New research at The University of Texas Health Science Center at San Antonio (UTHSC) shows more than 80 percent of lupus patients suffer from some sort of brain dysfunction. The results appear in the April 23 edition of the Journal of Neurology and lay the groundwork for a brain imaging study in lupus patients.
Lupus is an autoimmune disease affecting one in every 2,000 Americans. It occurs when the immune system begins to attack itself. Symptoms include severe arthritis, a skin rash, ulcers in the mouth and nose, hair loss, and brain dysfunctions such as depression, manic disorders, seizures and movement disorder.
"We do know there are symptoms that relate to brain function in over 80 percent of lupus patients at some time or another during their disease process," said Robin Brey, M.D., a professor in the division of neurology. "Now we are interested in discovering what is going wrong in the brain."
Dr. Brey will advance her research with a $621,235 grant from the National Institute of Neurological Disorders and Stroke. She and her team will use brain scans in a groundbreaking attempt to pinpoint malfunctions in different regions of the brain.
"With imaging technology we can look at blood flow to the brain. We can see how well the brain is metabolizing glucose, and we can look at neurotransmitters to determine where they are located and whether they are doing what they are supposed to be doing," Dr. Brey said. "Eventually we will use this information to develop a treatment, either preventative or something that will help a patient already suffering from the disease."

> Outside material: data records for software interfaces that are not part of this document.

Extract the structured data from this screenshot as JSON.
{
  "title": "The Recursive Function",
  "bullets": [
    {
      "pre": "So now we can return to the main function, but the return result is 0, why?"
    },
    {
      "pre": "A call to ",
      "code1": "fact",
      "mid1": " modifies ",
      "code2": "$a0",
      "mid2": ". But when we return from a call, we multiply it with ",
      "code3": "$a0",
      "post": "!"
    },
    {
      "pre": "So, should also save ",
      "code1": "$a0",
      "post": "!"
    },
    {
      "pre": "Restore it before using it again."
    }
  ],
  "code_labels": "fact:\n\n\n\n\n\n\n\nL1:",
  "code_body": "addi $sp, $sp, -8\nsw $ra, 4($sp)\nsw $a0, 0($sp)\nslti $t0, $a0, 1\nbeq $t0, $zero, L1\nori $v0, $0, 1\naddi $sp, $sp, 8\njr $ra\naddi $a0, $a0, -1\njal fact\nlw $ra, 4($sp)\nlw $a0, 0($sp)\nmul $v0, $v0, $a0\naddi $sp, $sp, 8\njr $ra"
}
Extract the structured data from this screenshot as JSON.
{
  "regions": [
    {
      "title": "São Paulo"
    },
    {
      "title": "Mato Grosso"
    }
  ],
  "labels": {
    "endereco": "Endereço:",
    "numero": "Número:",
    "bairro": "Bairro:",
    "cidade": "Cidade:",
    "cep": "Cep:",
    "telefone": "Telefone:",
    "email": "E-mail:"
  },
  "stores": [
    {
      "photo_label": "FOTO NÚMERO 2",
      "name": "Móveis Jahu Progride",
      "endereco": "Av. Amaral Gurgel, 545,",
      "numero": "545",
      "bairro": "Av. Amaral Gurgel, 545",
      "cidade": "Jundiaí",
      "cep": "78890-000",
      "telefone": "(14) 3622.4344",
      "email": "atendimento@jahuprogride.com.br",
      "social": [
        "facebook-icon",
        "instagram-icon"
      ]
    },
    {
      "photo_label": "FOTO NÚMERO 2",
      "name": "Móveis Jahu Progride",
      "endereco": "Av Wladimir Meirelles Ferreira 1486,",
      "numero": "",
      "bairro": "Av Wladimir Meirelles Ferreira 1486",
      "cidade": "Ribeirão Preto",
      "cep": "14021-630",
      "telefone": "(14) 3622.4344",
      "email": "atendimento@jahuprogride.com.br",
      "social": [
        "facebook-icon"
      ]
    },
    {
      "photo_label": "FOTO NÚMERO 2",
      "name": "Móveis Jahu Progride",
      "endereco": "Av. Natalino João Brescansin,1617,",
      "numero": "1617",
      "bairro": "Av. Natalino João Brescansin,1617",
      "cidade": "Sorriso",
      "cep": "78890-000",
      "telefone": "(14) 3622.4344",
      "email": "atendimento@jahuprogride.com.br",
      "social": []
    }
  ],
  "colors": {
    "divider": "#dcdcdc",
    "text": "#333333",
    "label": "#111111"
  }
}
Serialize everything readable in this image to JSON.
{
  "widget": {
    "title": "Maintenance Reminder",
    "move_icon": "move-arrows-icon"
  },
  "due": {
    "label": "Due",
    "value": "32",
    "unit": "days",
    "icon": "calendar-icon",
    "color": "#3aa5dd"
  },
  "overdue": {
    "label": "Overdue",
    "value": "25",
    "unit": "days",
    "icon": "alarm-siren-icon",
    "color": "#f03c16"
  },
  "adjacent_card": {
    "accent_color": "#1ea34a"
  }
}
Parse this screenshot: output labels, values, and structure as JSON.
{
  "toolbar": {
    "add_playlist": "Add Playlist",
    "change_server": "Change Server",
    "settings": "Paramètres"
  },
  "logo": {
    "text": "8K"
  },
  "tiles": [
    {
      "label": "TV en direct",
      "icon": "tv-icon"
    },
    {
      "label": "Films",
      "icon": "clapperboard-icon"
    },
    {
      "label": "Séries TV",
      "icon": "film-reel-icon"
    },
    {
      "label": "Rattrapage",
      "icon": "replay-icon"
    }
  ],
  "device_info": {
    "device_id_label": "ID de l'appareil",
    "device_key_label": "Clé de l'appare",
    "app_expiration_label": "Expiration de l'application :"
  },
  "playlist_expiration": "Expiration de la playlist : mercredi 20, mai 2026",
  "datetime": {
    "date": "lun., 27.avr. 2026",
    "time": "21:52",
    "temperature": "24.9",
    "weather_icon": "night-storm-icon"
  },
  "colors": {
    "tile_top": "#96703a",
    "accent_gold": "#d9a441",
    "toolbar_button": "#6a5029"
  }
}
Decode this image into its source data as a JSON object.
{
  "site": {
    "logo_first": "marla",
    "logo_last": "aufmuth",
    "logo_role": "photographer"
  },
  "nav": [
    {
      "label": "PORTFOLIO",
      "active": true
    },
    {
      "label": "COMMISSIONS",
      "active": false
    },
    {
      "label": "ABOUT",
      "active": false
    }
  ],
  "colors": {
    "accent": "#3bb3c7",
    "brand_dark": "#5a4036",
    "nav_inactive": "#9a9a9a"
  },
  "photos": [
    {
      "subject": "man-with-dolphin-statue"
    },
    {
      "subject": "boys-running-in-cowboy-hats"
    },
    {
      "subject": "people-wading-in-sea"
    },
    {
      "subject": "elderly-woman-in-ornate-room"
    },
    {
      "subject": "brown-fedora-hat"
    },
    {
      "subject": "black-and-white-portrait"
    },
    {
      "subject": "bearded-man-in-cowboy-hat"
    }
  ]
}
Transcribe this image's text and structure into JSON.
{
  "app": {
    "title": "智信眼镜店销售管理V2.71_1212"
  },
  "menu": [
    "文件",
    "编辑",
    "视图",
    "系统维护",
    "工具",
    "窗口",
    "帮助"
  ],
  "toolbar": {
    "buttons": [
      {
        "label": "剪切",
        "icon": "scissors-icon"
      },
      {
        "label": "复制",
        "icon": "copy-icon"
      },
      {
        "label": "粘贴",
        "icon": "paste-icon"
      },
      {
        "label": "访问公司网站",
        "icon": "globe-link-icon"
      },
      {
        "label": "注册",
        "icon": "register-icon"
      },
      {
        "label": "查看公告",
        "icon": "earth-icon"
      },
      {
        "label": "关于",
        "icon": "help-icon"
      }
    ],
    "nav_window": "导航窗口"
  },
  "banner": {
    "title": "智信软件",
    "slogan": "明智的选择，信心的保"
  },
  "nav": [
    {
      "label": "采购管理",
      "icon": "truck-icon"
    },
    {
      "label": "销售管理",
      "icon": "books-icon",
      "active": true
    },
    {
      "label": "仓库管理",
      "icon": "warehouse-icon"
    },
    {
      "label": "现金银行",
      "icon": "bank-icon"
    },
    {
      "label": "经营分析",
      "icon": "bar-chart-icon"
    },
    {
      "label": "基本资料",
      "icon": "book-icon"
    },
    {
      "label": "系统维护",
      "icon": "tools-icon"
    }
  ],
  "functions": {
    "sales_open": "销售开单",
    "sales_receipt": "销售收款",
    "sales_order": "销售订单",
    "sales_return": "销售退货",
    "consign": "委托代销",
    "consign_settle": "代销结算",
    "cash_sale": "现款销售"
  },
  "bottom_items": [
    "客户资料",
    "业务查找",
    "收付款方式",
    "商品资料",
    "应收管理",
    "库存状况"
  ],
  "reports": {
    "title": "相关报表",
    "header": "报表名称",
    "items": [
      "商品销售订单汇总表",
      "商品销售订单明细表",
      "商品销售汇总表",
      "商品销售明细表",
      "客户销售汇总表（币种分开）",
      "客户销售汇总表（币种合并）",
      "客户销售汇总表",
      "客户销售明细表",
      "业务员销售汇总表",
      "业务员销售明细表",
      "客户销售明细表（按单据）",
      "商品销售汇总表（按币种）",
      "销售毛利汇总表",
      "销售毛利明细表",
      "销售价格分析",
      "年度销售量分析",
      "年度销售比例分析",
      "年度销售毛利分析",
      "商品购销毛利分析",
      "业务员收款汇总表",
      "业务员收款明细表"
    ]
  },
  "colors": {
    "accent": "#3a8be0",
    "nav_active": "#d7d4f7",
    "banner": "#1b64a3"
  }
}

Dr. Brey is collaborating with scientists at the UTHSC's Research Imaging Center.